  • Exotic Civilizations: Beyond Kardashev
  • Description of civilization types from Dr. Michio Kaku
  • Search for Type III civilizations
This article was sourced from Creative Commons Attribution-ShareAlike License; additional terms may apply. World Heritage Encyclopedia content is assembled from numerous content providers, Open Access Publishing, and in compliance with The Fair Access to Science and Technology Research Act (FASTR), Wikimedia Foundation, Inc., Public Library of Science, The Encyclopedia of Life, Open Book Publishers (OBP), PubMed, U.S. National Library of Medicine, National Center for Biotechnology Information, U.S. National Library of Medicine, National Institutes of Health (NIH), U.S. Department of Health & Human Services, and, which sources content from all federal, state, local, tribal, and territorial government publication portals (.gov, .mil, .edu). Funding for and content contributors is made possible from the U.S. Congress, E-Government Act of 2002.

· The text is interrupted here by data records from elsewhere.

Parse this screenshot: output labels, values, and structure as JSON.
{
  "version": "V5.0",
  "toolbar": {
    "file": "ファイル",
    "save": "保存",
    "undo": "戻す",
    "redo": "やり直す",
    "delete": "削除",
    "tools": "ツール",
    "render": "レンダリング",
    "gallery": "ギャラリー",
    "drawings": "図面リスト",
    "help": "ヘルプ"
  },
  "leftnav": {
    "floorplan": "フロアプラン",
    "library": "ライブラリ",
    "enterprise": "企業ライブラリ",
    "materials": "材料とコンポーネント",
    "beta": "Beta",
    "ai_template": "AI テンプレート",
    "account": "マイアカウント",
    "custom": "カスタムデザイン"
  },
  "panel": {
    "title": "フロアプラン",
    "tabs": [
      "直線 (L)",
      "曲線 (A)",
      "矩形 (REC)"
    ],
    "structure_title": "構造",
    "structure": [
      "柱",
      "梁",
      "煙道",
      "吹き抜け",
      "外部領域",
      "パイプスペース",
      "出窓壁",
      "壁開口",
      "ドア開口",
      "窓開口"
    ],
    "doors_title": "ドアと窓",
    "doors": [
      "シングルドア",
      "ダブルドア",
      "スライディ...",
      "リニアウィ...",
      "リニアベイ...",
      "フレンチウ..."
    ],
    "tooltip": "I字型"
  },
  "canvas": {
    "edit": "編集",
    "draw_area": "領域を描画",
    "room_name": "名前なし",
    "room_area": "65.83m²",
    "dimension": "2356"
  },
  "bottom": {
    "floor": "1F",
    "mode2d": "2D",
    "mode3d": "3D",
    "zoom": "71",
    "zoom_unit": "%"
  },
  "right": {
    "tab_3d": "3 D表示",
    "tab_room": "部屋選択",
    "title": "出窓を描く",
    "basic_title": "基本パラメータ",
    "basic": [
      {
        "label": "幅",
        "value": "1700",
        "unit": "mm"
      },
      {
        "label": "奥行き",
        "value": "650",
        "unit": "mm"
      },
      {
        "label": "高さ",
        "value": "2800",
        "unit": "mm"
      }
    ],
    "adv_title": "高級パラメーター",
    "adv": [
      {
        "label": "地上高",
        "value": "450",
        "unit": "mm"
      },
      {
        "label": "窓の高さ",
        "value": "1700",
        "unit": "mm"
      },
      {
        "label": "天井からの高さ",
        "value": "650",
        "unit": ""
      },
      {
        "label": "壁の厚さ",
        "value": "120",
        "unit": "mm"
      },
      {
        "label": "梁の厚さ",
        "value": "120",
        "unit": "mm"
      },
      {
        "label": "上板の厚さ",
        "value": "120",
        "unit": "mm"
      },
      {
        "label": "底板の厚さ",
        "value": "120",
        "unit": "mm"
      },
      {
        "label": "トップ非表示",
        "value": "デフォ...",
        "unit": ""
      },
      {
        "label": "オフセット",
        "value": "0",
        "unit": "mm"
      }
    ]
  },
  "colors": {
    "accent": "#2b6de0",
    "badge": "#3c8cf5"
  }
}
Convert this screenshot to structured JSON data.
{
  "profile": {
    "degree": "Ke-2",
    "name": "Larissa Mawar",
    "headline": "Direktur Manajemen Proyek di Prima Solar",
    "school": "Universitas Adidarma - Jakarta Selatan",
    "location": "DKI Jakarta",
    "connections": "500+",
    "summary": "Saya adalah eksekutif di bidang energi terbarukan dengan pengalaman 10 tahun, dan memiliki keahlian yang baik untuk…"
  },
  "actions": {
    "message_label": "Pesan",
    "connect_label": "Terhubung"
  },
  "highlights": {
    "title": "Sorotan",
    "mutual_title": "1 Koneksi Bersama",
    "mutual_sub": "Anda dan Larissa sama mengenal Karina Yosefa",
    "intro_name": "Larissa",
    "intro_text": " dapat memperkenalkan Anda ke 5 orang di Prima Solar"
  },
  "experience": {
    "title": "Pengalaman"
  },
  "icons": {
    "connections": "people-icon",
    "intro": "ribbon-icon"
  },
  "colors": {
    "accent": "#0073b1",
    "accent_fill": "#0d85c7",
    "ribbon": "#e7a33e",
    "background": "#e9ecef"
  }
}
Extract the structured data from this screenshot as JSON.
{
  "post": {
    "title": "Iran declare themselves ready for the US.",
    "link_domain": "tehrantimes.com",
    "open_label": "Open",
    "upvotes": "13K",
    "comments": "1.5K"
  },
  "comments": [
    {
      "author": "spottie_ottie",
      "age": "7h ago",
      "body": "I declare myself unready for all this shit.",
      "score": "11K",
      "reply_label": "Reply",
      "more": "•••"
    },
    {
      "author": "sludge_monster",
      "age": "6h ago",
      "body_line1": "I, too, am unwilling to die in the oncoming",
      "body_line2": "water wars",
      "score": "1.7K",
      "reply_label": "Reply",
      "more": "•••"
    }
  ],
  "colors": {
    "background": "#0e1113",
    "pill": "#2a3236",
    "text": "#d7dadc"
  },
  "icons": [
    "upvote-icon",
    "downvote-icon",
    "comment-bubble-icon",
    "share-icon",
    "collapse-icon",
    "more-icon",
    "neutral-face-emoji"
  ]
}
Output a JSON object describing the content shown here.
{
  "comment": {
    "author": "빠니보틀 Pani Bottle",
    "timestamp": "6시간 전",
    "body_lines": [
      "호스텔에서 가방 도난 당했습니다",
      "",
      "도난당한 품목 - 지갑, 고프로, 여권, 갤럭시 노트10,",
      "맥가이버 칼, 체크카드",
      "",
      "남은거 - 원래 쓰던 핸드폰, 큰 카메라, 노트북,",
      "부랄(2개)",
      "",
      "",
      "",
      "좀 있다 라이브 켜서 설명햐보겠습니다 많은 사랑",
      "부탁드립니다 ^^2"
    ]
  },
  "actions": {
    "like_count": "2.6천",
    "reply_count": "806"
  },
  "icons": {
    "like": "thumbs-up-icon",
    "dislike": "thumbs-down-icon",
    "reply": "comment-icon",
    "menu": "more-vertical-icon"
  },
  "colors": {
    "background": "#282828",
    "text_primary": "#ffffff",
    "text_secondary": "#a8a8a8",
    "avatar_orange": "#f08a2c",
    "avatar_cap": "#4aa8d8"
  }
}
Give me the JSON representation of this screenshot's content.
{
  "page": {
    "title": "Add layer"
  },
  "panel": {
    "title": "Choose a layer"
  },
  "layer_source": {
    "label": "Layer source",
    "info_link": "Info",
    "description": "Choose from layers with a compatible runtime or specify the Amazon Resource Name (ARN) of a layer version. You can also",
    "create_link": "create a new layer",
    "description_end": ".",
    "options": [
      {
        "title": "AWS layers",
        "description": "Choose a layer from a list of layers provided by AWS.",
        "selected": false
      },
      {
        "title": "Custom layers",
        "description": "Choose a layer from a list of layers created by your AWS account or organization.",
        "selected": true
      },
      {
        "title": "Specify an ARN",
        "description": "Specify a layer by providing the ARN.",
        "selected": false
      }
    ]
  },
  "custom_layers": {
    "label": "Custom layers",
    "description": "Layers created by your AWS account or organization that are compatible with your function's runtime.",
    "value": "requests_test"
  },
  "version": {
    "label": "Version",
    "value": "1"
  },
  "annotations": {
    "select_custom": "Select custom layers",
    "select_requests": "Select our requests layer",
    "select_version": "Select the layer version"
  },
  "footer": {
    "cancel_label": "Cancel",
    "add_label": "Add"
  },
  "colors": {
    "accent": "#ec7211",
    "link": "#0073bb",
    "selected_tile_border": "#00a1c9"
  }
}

Crowd sourced content that is contributed to World Heritage Encyclopedia is peer reviewed and edited by our editorial staff to ensure quality scholarly research articles.
By using this site, you agree to the Terms of Use and Privacy Policy. World Heritage Encyclopedia™ is a registered trademark of the World Public Library Association, a non-profit organization.

Copyright © World Library Foundation. All rights reserved. eBooks from Project Gutenberg are sponsored by the World Library Foundation,
a 501c(4) Member's Support Non-Profit Organization, and is NOT affiliated with any governmental agency or department.